Read the : Vindolanda tablet 248 below. Then, in no more than 1,500 words, write a critical analysis of it as a source of evidence, using the following to help you to structure your answer:
- briefly provide its context
- discuss any points of significance in respect of the following:
- what this source reveals about the northern frontier of the Roman empire and the military community associated with it.
Vindolanda tablet 248
TVI Publication No. 21
Vindolanda Inventory No. 188
A letter from Niger and Brocchus to Cerealis.
Vindolanda tablet 248. Accessed via Vindolanda Tablets Onlin © Centre for the Study of Ancient Documents, The British Museum and other copyright holders. (To open a link in a new window or tab, right-click and select Open in new window/tab. Or, to open in a new tab, hold the Ctrl key as you select it.)
‘Niger and Brocchus to their Cerialis, greeting. We pray, brother, that what you are about to do will be most successful. It will be so, indeed, since it is both in accord with our wishes to make this prayer on your behalf and you yourself are most worthy. You will assuredly meet our governor quite soon. (2nd hand) We pray, our lord and brother, that you are in good health … expect … (?) (Back, 1st hand) To Flavius Cerialis, prefect of the cohort …’
1 Niger et Brocchus Ceriali
2 suo salutem
3 óptamus frater it quot
4 acturus es felicis-
5 simum sit erit autem
6 quom et uotis nostris
8 conueniat hoc
9 pro te precari et tú
10 sis dignissimus con-
11 sulari n(ostro) utique ma-
12 turius occurres
13 op<t>amus frater
14 bene ualere te
15 domine [traces] no. exspec
1 [Fl]au[io] Cerial[i
2 [prae]f(ecto) coh(ortis)
This assignment is related to Block 1 and associated materials.
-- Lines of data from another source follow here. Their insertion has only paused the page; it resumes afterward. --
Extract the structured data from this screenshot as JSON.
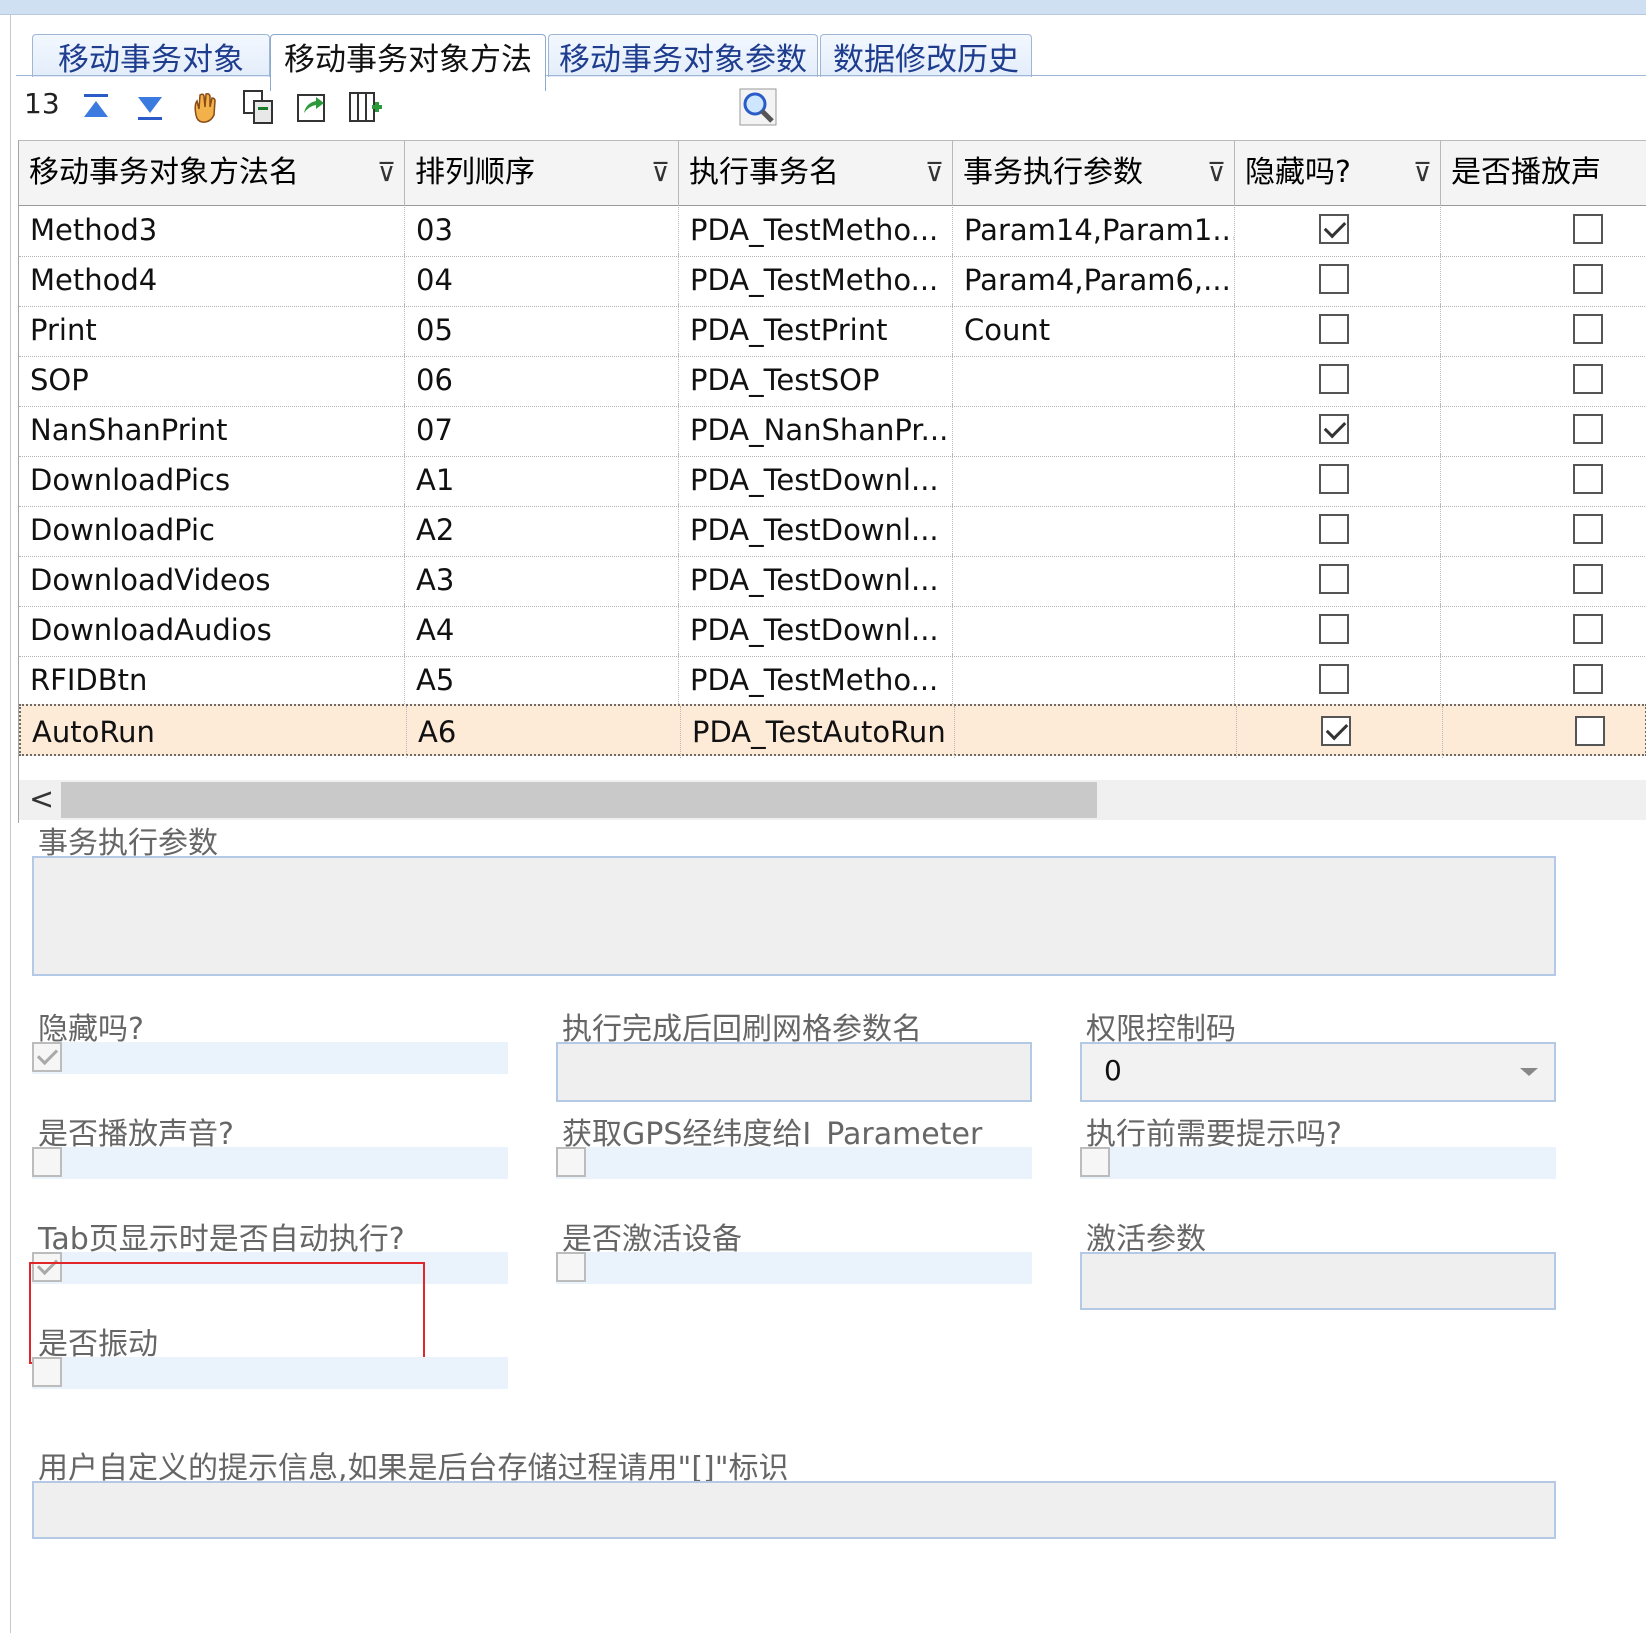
{
  "tabs": [
    {
      "label": "移动事务对象",
      "active": false
    },
    {
      "label": "移动事务对象方法",
      "active": true
    },
    {
      "label": "移动事务对象参数",
      "active": false
    },
    {
      "label": "数据修改历史",
      "active": false
    }
  ],
  "toolbar": {
    "record_count": "13",
    "icons": [
      "move-first-icon",
      "move-last-icon",
      "hand-icon",
      "copy-icon",
      "export-icon",
      "column-add-icon",
      "search-icon"
    ]
  },
  "grid": {
    "columns": [
      "移动事务对象方法名",
      "排列顺序",
      "执行事务名",
      "事务执行参数",
      "隐藏吗?",
      "是否播放声"
    ],
    "rows": [
      {
        "name": "Method3",
        "order": "03",
        "exec": "PDA_TestMetho...",
        "param": "Param14,Param1...",
        "hidden": true,
        "sound": false
      },
      {
        "name": "Method4",
        "order": "04",
        "exec": "PDA_TestMetho...",
        "param": "Param4,Param6,...",
        "hidden": false,
        "sound": false
      },
      {
        "name": "Print",
        "order": "05",
        "exec": "PDA_TestPrint",
        "param": "Count",
        "hidden": false,
        "sound": false
      },
      {
        "name": "SOP",
        "order": "06",
        "exec": "PDA_TestSOP",
        "param": "",
        "hidden": false,
        "sound": false
      },
      {
        "name": "NanShanPrint",
        "order": "07",
        "exec": "PDA_NanShanPr...",
        "param": "",
        "hidden": true,
        "sound": false
      },
      {
        "name": "DownloadPics",
        "order": "A1",
        "exec": "PDA_TestDownl...",
        "param": "",
        "hidden": false,
        "sound": false
      },
      {
        "name": "DownloadPic",
        "order": "A2",
        "exec": "PDA_TestDownl...",
        "param": "",
        "hidden": false,
        "sound": false
      },
      {
        "name": "DownloadVideos",
        "order": "A3",
        "exec": "PDA_TestDownl...",
        "param": "",
        "hidden": false,
        "sound": false
      },
      {
        "name": "DownloadAudios",
        "order": "A4",
        "exec": "PDA_TestDownl...",
        "param": "",
        "hidden": false,
        "sound": false
      },
      {
        "name": "RFIDBtn",
        "order": "A5",
        "exec": "PDA_TestMetho...",
        "param": "",
        "hidden": false,
        "sound": false
      },
      {
        "name": "AutoRun",
        "order": "A6",
        "exec": "PDA_TestAutoRun",
        "param": "",
        "hidden": true,
        "sound": false,
        "selected": true
      }
    ],
    "scroll_left": "<"
  },
  "form": {
    "exec_params_label": "事务执行参数",
    "exec_params_value": "",
    "hidden_label": "隐藏吗?",
    "hidden_checked": true,
    "refresh_param_label": "执行完成后回刷网格参数名",
    "refresh_param_value": "",
    "permission_label": "权限控制码",
    "permission_value": "0",
    "play_sound_label": "是否播放声音?",
    "play_sound_checked": false,
    "gps_label": "获取GPS经纬度给I_Parameter",
    "gps_checked": false,
    "prompt_before_label": "执行前需要提示吗?",
    "prompt_before_checked": false,
    "auto_exec_label": "Tab页显示时是否自动执行?",
    "auto_exec_checked": true,
    "activate_device_label": "是否激活设备",
    "activate_device_checked": false,
    "activate_params_label": "激活参数",
    "activate_params_value": "",
    "vibrate_label": "是否振动",
    "vibrate_checked": false,
    "custom_prompt_label": "用户自定义的提示信息,如果是后台存储过程请用\"[]\"标识",
    "custom_prompt_value": ""
  },
  "colors": {
    "highlight_border": "#e0262b",
    "selected_row": "#fdebd8",
    "tab_text": "#1f3d8f"
  }
}
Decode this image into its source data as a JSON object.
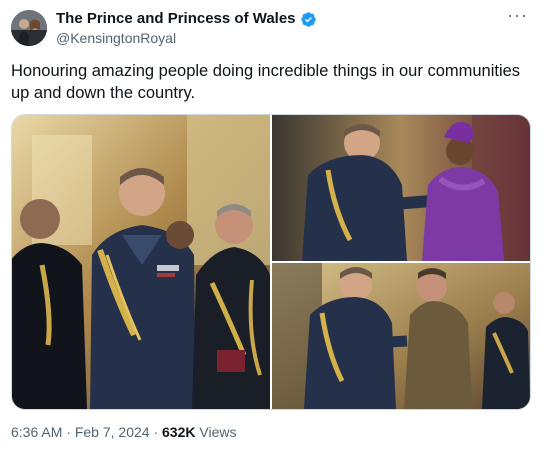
{
  "author": {
    "display_name": "The Prince and Princess of Wales",
    "handle": "@KensingtonRoyal",
    "verified_color": "#1d9bf0"
  },
  "more_icon": "more-horizontal-icon",
  "tweet": {
    "text": "Honouring amazing people doing incredible things in our communities up and down the country."
  },
  "media": [
    {
      "description": "Prince William in RAF uniform at investiture in palace hall"
    },
    {
      "description": "Prince William pinning honour on woman in purple"
    },
    {
      "description": "Prince William presenting honour to soldier in khaki"
    }
  ],
  "meta": {
    "time": "6:36 AM",
    "separator": "·",
    "date": "Feb 7, 2024",
    "views_count": "632K",
    "views_label": "Views"
  },
  "colors": {
    "text_primary": "#0f1419",
    "text_secondary": "#536471",
    "border": "#cfd9de"
  }
}
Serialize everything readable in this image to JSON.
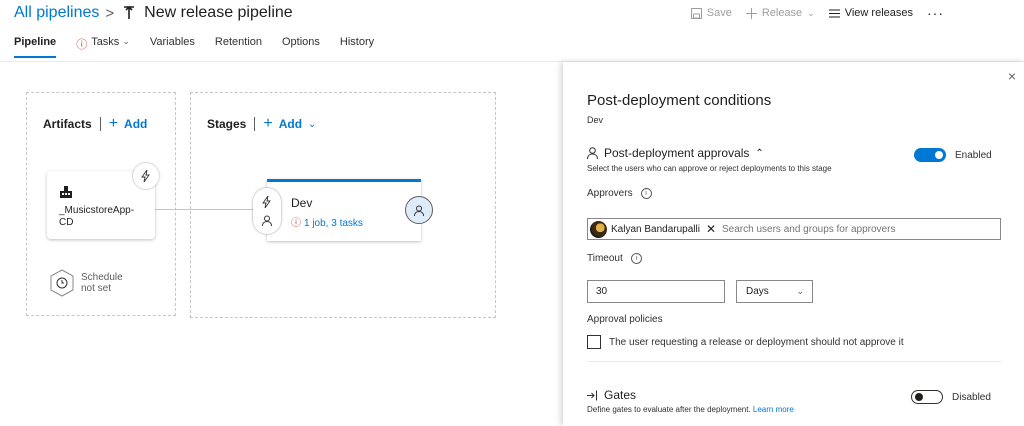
{
  "header": {
    "breadcrumb_root": "All pipelines",
    "separator": ">",
    "pipeline_title": "New release pipeline"
  },
  "toolbar": {
    "save_label": "Save",
    "release_label": "Release",
    "view_releases_label": "View releases",
    "more_label": "···"
  },
  "tabs": [
    {
      "label": "Pipeline"
    },
    {
      "label": "Tasks"
    },
    {
      "label": "Variables"
    },
    {
      "label": "Retention"
    },
    {
      "label": "Options"
    },
    {
      "label": "History"
    }
  ],
  "artifacts": {
    "heading": "Artifacts",
    "add_label": "Add",
    "artifact_name": "_MusicstoreApp-CD",
    "schedule_line1": "Schedule",
    "schedule_line2": "not set"
  },
  "stages": {
    "heading": "Stages",
    "add_label": "Add",
    "stage_name": "Dev",
    "stage_tasks": "1 job, 3 tasks"
  },
  "panel": {
    "close_label": "×",
    "title": "Post-deployment conditions",
    "subtitle": "Dev",
    "approvals": {
      "title": "Post-deployment approvals",
      "description": "Select the users who can approve or reject deployments to this stage",
      "toggle_label": "Enabled",
      "approvers_label": "Approvers",
      "approver_name": "Kalyan Bandarupalli",
      "search_placeholder": "Search users and groups for approvers"
    },
    "timeout": {
      "label": "Timeout",
      "value": "30",
      "unit": "Days"
    },
    "policies": {
      "label": "Approval policies",
      "checkbox_label": "The user requesting a release or deployment should not approve it"
    },
    "gates": {
      "title": "Gates",
      "description": "Define gates to evaluate after the deployment.",
      "learn_more": "Learn more",
      "toggle_label": "Disabled"
    }
  },
  "colors": {
    "accent": "#0078d4",
    "warning": "#d13438"
  }
}
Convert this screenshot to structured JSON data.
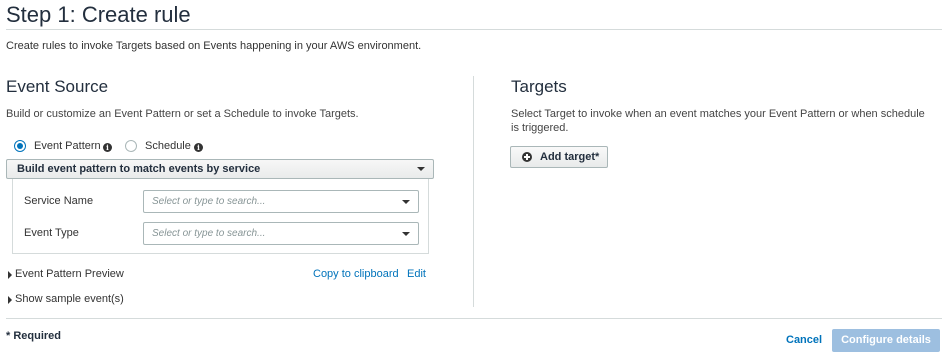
{
  "page": {
    "title": "Step 1: Create rule",
    "intro": "Create rules to invoke Targets based on Events happening in your AWS environment."
  },
  "event_source": {
    "heading": "Event Source",
    "description": "Build or customize an Event Pattern or set a Schedule to invoke Targets.",
    "options": [
      {
        "label": "Event Pattern",
        "selected": true
      },
      {
        "label": "Schedule",
        "selected": false
      }
    ],
    "pattern_dropdown": "Build event pattern to match events by service",
    "fields": {
      "service_name": {
        "label": "Service Name",
        "placeholder": "Select or type to search..."
      },
      "event_type": {
        "label": "Event Type",
        "placeholder": "Select or type to search..."
      }
    },
    "preview_label": "Event Pattern Preview",
    "copy_link": "Copy to clipboard",
    "edit_link": "Edit",
    "sample_events": "Show sample event(s)"
  },
  "targets": {
    "heading": "Targets",
    "description": "Select Target to invoke when an event matches your Event Pattern or when schedule is triggered.",
    "add_button": "Add target*"
  },
  "footer": {
    "required": "* Required",
    "cancel": "Cancel",
    "configure": "Configure details"
  },
  "colors": {
    "accent": "#0073bb",
    "primary_disabled": "#9dbfe0",
    "heading": "#232f3e"
  }
}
Before attempting this question you should listen to the audio recording ‘Working with inscriptions’ and complete Block 1, Unit 4, Activity 4.4.
You are already familiar with source analysis and the types of information that can be gained from reading the Vindolanda tablets from your work in Block 1, Unit 4, Section 4.2. Over the course of Block 1 you have developed the skills required to analyse different types of source from a critical standpoint and to think about how primary evidence can be used to answer particular questions about the Roman empire. This question employs the same structure as the source analysis activities that you completed in Block 1, Unit 3 and in Activity 4.4. These activities will help you to pick out the significant details of the source in your answer. In preparation to write your answer, first identify the points which you think are significant and then note down why you think they are significant. Thinking of the broader issues to which the source relates will help you to develop your discussion and assess the value of the source. Remember to consider what you are asked to relate the source to and what topics it can (or cannot) be used to explore.
You will have to make a judgement as to how to balance your answer between content, form and what the source reveals about the northern frontier of the Roman empire and the military community associated with it (in other words, its value as a source of evidence for this subject). You will need to discuss critically the significance and value of the source; saying that Flavius Cerealis is prefect of the cohort is simply extracting an apparently factual statement from the text (content). You will need to go further and discuss the significance of this particular text. For example, what does it tell us about who was living in this part of the Roman empire? What information can be gained from it about the activities which took place on the northern frontier? How reliable is it as a source of evidence for these questions? To help with this you may also wish to refer briefly to other sources that you have studied in Block 1. Do not just paraphrase or copy out the information that you can identify within the text or the notes on the Vindolanda Online website (‘Niger and Brocchus send their greetings to Cerealis’), but explain the significance of this information (‘The fact that this letter was written by Niger and Brocchus suggests that …’).
Note that there is much which cannot be known for certain about an archaeological source like this, for example, the precise date at which the tablet was written or the details of the people with which it was associated. You are entitled to suggest your own interpretations of these uncertainties and their consequences, as long as you can justify them. You might, for example, wish to consider whether the contextual evidence for the tablet and where it was found offer any clues that you might use to interpret it. Do these impact upon your assessment of its value as a source of evidence for what can be known about the northern frontier of the Roman empire and the military community associated with it?
If you refer to any additional sources or secondary scholarship, such as the Vindolanda Tablets Online website, be sure to provide references and make sure that you follow the Harvard system carefully when formatting any references and bibliography. See the section on Using sources in the Assessment Guide.